* AIM OF THE EXERCISE *
From the entries below, copy every line where the string "RUMUSAN" appears.

* RECORDS SHOWN *
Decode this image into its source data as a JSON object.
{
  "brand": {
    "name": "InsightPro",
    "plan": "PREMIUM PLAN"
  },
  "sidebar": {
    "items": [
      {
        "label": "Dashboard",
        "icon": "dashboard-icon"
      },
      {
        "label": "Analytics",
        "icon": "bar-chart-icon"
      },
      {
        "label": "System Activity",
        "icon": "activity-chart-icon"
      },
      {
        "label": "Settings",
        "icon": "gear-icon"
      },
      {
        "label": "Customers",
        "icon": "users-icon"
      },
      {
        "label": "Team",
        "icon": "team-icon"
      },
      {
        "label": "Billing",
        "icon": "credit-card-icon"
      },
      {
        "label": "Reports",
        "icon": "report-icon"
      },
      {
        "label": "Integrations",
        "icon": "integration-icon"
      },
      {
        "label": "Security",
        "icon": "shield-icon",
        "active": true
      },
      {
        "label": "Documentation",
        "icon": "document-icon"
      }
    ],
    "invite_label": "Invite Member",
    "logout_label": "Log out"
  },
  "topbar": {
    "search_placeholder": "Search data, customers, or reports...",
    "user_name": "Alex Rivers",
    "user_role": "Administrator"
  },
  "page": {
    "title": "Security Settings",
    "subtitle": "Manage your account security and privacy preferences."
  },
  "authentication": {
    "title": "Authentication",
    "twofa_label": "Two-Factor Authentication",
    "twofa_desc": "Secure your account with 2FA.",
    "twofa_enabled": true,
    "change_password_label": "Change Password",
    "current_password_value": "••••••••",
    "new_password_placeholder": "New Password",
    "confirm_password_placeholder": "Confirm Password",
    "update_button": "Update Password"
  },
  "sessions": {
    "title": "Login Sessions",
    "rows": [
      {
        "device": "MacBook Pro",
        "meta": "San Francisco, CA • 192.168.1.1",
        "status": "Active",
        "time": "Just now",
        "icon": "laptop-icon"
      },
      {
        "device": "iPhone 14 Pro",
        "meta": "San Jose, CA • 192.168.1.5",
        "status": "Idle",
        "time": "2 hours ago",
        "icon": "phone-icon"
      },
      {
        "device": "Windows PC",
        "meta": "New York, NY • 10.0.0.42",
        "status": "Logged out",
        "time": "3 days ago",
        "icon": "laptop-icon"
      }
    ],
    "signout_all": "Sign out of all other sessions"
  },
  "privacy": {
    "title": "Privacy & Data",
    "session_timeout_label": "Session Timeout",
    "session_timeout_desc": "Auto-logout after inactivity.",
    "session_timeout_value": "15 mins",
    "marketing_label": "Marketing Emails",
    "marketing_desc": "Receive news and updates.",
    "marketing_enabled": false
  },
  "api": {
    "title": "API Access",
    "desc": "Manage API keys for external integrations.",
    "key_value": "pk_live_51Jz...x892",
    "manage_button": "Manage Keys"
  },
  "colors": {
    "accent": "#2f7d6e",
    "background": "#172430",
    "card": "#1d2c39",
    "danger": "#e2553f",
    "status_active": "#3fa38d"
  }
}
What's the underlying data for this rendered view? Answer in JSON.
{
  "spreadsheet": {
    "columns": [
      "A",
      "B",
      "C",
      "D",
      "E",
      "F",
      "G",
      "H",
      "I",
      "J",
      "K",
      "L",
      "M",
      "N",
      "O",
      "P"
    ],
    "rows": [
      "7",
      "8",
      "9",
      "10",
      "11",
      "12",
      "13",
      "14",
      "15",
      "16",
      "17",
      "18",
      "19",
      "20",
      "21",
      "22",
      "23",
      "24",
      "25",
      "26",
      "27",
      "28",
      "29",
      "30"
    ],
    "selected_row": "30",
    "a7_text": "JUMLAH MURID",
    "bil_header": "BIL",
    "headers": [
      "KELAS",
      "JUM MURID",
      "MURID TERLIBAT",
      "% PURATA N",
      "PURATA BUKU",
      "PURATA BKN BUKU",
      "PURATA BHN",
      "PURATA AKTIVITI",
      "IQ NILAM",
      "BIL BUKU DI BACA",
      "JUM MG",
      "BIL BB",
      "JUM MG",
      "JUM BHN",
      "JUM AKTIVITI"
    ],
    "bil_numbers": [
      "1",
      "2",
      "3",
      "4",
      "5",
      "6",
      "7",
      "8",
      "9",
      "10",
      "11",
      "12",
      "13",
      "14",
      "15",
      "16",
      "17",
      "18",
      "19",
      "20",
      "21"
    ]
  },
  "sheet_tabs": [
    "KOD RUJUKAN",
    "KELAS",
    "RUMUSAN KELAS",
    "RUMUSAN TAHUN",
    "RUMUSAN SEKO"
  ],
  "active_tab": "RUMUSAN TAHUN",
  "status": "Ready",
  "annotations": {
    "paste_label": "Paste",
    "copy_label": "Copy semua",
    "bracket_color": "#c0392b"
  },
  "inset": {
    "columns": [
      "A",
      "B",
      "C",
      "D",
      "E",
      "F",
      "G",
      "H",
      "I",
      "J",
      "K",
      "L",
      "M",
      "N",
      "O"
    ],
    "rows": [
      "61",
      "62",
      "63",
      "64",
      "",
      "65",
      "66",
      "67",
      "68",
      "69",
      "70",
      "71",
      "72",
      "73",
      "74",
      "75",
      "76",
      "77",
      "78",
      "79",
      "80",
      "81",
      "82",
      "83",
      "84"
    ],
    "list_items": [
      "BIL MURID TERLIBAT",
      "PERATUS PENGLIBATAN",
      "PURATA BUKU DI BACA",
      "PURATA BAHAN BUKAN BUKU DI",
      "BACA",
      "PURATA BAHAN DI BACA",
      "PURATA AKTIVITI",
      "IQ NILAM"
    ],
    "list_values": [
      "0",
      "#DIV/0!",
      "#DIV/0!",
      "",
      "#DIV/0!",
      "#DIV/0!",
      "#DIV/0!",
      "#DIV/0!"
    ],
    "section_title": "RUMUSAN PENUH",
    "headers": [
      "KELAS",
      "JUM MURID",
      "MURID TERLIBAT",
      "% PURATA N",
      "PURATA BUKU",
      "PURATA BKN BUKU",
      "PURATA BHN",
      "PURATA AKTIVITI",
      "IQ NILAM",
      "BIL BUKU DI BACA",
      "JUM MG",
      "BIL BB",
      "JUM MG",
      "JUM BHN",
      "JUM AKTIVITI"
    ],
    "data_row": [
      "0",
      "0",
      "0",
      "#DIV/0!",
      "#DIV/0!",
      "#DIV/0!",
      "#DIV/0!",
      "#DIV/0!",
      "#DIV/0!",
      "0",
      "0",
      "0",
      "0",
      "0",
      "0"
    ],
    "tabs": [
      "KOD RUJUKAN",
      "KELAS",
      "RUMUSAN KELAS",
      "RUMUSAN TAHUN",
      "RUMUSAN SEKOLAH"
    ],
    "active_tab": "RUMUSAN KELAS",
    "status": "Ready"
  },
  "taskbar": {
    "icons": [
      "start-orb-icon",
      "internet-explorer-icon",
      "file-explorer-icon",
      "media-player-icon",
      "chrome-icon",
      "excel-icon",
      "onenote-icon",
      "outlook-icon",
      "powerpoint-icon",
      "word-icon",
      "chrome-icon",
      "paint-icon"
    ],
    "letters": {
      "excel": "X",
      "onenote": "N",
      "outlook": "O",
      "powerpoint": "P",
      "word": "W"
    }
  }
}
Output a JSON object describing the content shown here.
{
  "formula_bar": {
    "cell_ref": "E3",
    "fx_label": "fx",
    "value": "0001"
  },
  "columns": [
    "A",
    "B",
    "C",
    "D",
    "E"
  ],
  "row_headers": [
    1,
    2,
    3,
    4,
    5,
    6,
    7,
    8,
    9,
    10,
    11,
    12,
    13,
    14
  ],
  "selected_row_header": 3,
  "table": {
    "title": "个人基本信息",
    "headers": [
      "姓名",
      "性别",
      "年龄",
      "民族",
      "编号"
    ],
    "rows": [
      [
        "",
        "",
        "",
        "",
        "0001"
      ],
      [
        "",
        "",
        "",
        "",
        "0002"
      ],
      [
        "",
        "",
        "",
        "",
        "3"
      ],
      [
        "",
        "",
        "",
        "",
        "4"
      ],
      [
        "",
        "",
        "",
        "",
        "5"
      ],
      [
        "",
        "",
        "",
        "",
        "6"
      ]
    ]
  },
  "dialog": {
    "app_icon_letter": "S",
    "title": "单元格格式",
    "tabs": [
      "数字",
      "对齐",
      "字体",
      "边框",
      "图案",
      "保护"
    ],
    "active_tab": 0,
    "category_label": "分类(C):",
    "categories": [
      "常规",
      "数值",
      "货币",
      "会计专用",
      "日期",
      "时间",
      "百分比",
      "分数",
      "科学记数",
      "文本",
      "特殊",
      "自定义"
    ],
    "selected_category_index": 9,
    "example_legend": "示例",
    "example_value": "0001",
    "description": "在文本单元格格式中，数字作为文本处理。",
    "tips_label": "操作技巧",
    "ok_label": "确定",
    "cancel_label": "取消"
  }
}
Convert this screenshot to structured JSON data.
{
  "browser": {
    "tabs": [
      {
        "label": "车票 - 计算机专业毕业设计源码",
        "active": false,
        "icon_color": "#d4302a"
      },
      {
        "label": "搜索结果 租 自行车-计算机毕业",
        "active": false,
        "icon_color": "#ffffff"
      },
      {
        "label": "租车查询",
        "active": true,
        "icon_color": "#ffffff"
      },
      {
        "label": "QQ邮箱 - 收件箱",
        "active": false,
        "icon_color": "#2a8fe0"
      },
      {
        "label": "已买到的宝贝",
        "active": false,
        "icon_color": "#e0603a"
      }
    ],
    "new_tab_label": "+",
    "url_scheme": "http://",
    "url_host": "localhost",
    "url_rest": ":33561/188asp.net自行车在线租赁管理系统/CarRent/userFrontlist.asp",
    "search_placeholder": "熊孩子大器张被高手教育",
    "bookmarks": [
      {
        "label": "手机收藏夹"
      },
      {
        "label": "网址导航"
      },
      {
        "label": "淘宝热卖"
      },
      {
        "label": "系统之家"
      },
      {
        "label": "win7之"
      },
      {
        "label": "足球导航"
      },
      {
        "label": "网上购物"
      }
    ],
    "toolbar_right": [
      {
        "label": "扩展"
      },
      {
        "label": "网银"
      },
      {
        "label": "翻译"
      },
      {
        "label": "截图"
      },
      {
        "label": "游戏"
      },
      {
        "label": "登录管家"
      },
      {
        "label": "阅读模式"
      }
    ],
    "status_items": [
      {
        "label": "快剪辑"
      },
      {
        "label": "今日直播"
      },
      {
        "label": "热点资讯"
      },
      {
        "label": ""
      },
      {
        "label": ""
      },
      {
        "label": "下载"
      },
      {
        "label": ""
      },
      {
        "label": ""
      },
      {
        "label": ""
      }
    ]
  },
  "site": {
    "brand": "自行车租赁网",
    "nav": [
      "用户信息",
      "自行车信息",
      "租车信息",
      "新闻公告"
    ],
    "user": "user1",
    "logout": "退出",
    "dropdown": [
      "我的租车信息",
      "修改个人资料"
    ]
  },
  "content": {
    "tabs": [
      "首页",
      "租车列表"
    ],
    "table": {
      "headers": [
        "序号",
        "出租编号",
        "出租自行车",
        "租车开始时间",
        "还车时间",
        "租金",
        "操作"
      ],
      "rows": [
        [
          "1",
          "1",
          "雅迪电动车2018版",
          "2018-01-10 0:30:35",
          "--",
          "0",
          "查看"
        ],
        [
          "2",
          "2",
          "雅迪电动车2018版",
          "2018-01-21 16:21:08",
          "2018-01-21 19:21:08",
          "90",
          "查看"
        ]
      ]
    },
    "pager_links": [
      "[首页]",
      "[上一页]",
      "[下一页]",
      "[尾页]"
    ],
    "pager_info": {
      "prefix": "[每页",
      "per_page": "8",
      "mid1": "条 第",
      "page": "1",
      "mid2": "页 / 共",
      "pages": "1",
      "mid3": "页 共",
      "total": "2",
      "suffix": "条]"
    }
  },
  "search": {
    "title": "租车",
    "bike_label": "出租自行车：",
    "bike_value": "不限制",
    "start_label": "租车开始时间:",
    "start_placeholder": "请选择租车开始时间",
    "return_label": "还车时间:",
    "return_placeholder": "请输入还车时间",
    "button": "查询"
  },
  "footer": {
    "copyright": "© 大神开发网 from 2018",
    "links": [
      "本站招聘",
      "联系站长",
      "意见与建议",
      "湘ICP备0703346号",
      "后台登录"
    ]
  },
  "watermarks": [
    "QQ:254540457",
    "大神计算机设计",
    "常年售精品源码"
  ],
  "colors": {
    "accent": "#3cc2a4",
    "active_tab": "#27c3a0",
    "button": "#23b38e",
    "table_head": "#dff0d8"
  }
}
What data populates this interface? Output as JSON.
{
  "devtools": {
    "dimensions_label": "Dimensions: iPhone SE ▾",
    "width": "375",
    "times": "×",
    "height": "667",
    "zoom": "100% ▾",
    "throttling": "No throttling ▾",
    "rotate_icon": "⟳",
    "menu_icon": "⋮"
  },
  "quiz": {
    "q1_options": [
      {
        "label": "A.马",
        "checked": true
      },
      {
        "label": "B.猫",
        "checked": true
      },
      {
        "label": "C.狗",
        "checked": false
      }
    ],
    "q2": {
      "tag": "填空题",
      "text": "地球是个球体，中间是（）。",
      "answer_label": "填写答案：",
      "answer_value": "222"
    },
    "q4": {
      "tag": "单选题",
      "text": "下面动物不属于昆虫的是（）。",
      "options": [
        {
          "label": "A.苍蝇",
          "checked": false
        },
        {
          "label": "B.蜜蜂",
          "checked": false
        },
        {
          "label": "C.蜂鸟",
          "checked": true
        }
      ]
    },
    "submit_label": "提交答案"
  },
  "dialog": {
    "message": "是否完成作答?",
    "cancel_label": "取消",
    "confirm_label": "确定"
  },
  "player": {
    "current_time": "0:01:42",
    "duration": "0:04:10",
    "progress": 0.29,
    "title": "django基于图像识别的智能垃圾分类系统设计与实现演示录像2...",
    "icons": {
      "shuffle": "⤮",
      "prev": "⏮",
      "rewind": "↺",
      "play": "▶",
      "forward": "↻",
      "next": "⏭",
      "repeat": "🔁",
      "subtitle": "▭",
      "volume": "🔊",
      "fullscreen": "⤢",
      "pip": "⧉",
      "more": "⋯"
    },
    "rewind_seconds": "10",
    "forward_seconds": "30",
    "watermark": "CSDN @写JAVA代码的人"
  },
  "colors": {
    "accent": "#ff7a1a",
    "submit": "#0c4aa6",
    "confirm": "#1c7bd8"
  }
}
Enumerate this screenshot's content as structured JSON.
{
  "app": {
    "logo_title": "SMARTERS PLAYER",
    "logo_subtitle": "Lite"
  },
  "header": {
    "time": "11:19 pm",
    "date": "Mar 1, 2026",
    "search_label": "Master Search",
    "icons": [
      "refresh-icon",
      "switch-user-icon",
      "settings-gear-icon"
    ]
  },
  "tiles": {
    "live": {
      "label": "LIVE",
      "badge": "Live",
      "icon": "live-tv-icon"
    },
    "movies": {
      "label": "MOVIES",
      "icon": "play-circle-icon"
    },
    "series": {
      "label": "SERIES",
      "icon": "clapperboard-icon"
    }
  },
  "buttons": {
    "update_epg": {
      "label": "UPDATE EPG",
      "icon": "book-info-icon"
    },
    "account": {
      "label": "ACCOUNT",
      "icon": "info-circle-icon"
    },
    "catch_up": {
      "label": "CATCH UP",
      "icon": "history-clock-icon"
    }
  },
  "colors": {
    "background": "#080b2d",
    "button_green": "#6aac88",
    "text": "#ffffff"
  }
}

* TASK RESULT *
    "RUMUSAN KELAS",
    "RUMUSAN TAHUN",
    "RUMUSAN SEKO"
  "active_tab": "RUMUSAN TAHUN",
    "section_title": "RUMUSAN PENUH",
      "RUMUSAN KELAS",
      "RUMUSAN TAHUN",
      "RUMUSAN SEKOLAH"
    "active_tab": "RUMUSAN KELAS",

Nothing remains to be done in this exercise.